▶ _What you have to do_:
Look through the material below. Copy each line that contains the string "your".

▶ _Provided material_:
::::::

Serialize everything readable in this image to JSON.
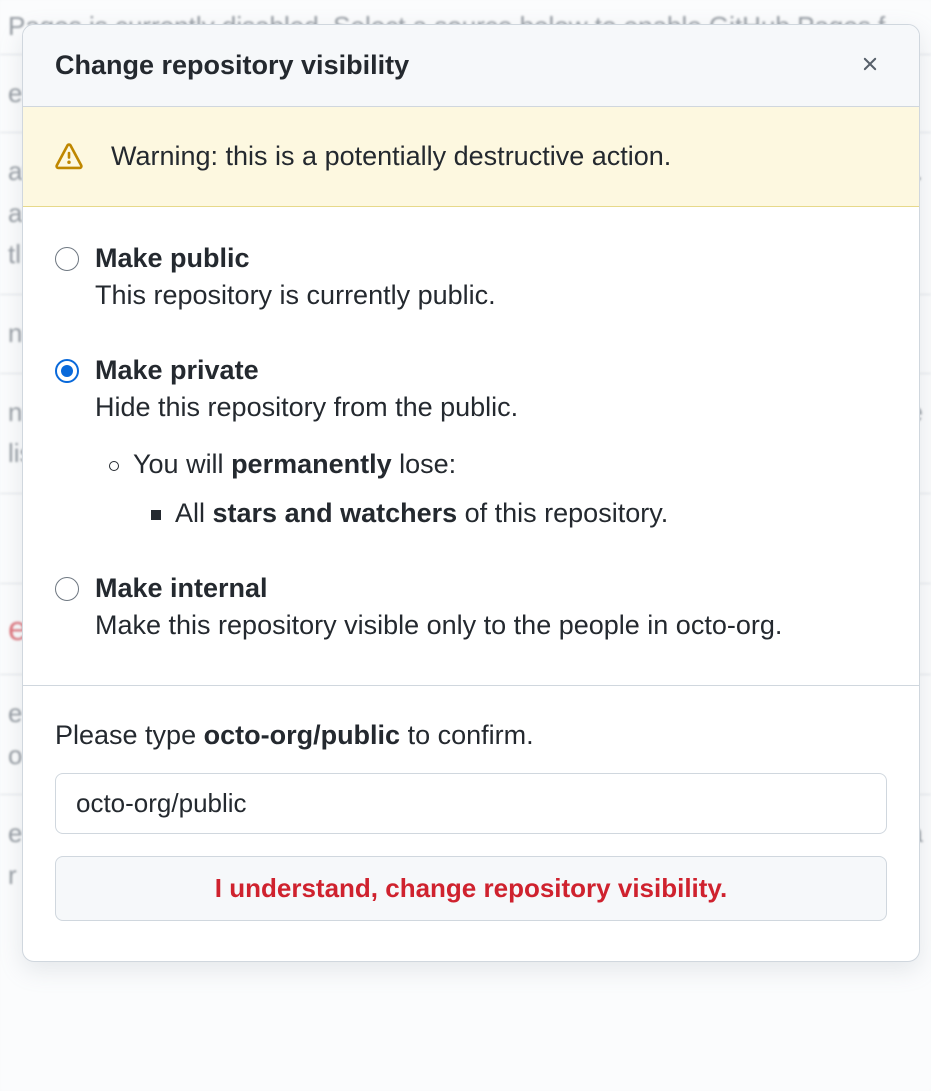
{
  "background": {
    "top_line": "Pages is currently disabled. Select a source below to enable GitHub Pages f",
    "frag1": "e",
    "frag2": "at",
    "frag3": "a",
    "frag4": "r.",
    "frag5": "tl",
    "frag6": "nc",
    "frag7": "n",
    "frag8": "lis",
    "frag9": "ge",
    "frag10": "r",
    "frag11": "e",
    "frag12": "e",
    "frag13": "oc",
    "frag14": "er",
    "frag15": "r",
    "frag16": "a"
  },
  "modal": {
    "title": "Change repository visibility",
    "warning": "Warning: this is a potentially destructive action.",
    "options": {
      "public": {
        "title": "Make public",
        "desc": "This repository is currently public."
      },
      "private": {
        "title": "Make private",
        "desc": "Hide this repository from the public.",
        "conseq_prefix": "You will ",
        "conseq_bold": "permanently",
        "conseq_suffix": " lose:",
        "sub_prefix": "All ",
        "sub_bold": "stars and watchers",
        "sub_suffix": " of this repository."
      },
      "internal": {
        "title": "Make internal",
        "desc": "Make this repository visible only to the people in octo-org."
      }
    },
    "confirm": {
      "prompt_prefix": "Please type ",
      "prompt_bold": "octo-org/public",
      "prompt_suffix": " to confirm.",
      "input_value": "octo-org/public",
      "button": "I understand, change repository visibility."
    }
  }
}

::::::

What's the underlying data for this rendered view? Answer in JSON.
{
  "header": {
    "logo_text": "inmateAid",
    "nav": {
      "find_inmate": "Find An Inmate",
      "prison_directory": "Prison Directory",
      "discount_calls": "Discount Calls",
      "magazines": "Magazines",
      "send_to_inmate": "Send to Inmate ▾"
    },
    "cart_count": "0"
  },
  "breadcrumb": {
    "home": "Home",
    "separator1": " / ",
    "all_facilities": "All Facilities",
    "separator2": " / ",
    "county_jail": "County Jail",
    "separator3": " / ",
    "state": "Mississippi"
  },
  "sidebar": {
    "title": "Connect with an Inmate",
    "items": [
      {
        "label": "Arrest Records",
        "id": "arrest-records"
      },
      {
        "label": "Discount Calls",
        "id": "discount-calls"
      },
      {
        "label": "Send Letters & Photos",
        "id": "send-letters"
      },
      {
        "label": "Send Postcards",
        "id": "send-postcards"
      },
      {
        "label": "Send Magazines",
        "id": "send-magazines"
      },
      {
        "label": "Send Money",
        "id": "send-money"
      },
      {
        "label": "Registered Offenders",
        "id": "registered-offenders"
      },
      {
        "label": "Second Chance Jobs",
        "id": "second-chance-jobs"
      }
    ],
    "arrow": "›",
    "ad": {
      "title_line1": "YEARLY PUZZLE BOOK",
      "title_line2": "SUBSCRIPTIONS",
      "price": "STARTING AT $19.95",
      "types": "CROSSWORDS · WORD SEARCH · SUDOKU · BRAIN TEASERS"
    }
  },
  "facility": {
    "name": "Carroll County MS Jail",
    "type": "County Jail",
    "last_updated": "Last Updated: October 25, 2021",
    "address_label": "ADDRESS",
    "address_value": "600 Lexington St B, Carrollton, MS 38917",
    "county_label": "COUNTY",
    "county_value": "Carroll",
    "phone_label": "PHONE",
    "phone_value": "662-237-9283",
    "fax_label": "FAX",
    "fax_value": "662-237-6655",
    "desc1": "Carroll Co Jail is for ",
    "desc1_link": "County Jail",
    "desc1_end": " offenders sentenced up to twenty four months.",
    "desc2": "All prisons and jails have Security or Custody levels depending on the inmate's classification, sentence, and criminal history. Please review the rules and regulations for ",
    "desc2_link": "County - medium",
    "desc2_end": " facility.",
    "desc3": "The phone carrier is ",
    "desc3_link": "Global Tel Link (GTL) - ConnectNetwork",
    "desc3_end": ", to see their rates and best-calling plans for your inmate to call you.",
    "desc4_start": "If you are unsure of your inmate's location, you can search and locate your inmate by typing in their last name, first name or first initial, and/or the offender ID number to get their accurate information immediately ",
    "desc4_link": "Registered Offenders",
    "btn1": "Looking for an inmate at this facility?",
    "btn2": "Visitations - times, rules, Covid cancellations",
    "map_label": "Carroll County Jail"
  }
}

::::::

▶ _Response_:
    "desc3_end": ", to see their rates and best-calling plans for your inmate to call you.",
    "desc4_start": "If you are unsure of your inmate's location, you can search and locate your inmate by typing in their last name, first name or first initial, and/or the offender ID number to get their accurate information immediately ",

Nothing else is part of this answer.